◆ AIM OF THE TASK ◆
Down to the final character, output the records below as they stand.

(MATERIAL PROVIDED Opens)

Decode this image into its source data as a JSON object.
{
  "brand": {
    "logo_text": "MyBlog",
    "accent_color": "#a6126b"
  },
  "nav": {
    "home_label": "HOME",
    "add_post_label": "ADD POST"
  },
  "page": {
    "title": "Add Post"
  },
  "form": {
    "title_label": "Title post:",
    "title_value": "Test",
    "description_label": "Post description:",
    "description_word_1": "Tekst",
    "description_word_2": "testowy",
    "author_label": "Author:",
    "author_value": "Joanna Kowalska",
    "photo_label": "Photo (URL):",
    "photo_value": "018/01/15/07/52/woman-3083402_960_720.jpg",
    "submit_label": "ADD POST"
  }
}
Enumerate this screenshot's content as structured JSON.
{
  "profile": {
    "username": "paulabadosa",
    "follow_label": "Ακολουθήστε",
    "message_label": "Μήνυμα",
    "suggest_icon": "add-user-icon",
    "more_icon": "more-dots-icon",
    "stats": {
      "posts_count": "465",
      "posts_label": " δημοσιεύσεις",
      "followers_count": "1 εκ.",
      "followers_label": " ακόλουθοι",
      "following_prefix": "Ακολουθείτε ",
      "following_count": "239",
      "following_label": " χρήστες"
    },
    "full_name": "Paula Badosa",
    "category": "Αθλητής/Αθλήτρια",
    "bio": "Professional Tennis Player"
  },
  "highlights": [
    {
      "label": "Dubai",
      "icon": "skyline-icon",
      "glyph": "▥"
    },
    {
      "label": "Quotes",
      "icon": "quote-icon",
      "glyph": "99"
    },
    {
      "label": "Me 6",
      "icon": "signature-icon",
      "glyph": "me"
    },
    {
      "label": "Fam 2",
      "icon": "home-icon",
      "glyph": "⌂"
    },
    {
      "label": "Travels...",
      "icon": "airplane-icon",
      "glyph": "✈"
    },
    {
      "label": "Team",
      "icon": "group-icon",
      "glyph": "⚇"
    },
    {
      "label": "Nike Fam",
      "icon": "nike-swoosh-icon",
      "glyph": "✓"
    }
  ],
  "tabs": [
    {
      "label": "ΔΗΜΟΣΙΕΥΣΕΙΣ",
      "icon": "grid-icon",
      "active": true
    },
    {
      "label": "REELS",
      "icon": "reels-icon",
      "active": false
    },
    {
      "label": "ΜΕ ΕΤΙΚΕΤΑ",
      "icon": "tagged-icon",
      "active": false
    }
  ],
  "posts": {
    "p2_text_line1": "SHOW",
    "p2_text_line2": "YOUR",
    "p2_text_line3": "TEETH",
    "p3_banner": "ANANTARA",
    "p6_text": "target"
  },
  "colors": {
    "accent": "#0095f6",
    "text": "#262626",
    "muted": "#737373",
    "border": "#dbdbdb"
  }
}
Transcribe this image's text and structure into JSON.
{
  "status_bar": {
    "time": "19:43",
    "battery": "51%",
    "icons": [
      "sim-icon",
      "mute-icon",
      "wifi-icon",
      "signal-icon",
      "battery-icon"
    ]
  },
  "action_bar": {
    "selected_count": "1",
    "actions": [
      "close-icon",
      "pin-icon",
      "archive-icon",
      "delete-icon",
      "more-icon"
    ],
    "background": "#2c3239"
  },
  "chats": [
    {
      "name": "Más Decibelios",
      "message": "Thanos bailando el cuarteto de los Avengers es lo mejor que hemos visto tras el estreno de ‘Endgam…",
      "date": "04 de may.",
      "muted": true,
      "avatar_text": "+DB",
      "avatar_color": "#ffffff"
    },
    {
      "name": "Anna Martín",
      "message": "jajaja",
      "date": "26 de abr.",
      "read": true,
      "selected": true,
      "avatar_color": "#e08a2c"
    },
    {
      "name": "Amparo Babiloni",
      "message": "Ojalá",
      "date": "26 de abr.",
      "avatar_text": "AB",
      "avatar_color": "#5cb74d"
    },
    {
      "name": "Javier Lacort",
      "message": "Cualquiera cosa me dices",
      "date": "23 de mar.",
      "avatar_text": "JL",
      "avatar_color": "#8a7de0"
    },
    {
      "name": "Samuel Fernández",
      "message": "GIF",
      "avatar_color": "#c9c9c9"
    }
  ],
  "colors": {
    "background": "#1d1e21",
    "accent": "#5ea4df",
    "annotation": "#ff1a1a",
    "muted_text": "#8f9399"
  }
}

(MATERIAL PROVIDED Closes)

◆ OUTPUT ◆
Decode this image into its source data as a JSON object.
{
  "brand": {
    "logo_text": "MyBlog",
    "accent_color": "#a6126b"
  },
  "nav": {
    "home_label": "HOME",
    "add_post_label": "ADD POST"
  },
  "page": {
    "title": "Add Post"
  },
  "form": {
    "title_label": "Title post:",
    "title_value": "Test",
    "description_label": "Post description:",
    "description_word_1": "Tekst",
    "description_word_2": "testowy",
    "author_label": "Author:",
    "author_value": "Joanna Kowalska",
    "photo_label": "Photo (URL):",
    "photo_value": "018/01/15/07/52/woman-3083402_960_720.jpg",
    "submit_label": "ADD POST"
  }
}
Enumerate this screenshot's content as structured JSON.
{
  "profile": {
    "username": "paulabadosa",
    "follow_label": "Ακολουθήστε",
    "message_label": "Μήνυμα",
    "suggest_icon": "add-user-icon",
    "more_icon": "more-dots-icon",
    "stats": {
      "posts_count": "465",
      "posts_label": " δημοσιεύσεις",
      "followers_count": "1 εκ.",
      "followers_label": " ακόλουθοι",
      "following_prefix": "Ακολουθείτε ",
      "following_count": "239",
      "following_label": " χρήστες"
    },
    "full_name": "Paula Badosa",
    "category": "Αθλητής/Αθλήτρια",
    "bio": "Professional Tennis Player"
  },
  "highlights": [
    {
      "label": "Dubai",
      "icon": "skyline-icon",
      "glyph": "▥"
    },
    {
      "label": "Quotes",
      "icon": "quote-icon",
      "glyph": "99"
    },
    {
      "label": "Me 6",
      "icon": "signature-icon",
      "glyph": "me"
    },
    {
      "label": "Fam 2",
      "icon": "home-icon",
      "glyph": "⌂"
    },
    {
      "label": "Travels...",
      "icon": "airplane-icon",
      "glyph": "✈"
    },
    {
      "label": "Team",
      "icon": "group-icon",
      "glyph": "⚇"
    },
    {
      "label": "Nike Fam",
      "icon": "nike-swoosh-icon",
      "glyph": "✓"
    }
  ],
  "tabs": [
    {
      "label": "ΔΗΜΟΣΙΕΥΣΕΙΣ",
      "icon": "grid-icon",
      "active": true
    },
    {
      "label": "REELS",
      "icon": "reels-icon",
      "active": false
    },
    {
      "label": "ΜΕ ΕΤΙΚΕΤΑ",
      "icon": "tagged-icon",
      "active": false
    }
  ],
  "posts": {
    "p2_text_line1": "SHOW",
    "p2_text_line2": "YOUR",
    "p2_text_line3": "TEETH",
    "p3_banner": "ANANTARA",
    "p6_text": "target"
  },
  "colors": {
    "accent": "#0095f6",
    "text": "#262626",
    "muted": "#737373",
    "border": "#dbdbdb"
  }
}
Transcribe this image's text and structure into JSON.
{
  "status_bar": {
    "time": "19:43",
    "battery": "51%",
    "icons": [
      "sim-icon",
      "mute-icon",
      "wifi-icon",
      "signal-icon",
      "battery-icon"
    ]
  },
  "action_bar": {
    "selected_count": "1",
    "actions": [
      "close-icon",
      "pin-icon",
      "archive-icon",
      "delete-icon",
      "more-icon"
    ],
    "background": "#2c3239"
  },
  "chats": [
    {
      "name": "Más Decibelios",
      "message": "Thanos bailando el cuarteto de los Avengers es lo mejor que hemos visto tras el estreno de ‘Endgam…",
      "date": "04 de may.",
      "muted": true,
      "avatar_text": "+DB",
      "avatar_color": "#ffffff"
    },
    {
      "name": "Anna Martín",
      "message": "jajaja",
      "date": "26 de abr.",
      "read": true,
      "selected": true,
      "avatar_color": "#e08a2c"
    },
    {
      "name": "Amparo Babiloni",
      "message": "Ojalá",
      "date": "26 de abr.",
      "avatar_text": "AB",
      "avatar_color": "#5cb74d"
    },
    {
      "name": "Javier Lacort",
      "message": "Cualquiera cosa me dices",
      "date": "23 de mar.",
      "avatar_text": "JL",
      "avatar_color": "#8a7de0"
    },
    {
      "name": "Samuel Fernández",
      "message": "GIF",
      "avatar_color": "#c9c9c9"
    }
  ],
  "colors": {
    "background": "#1d1e21",
    "accent": "#5ea4df",
    "annotation": "#ff1a1a",
    "muted_text": "#8f9399"
  }
}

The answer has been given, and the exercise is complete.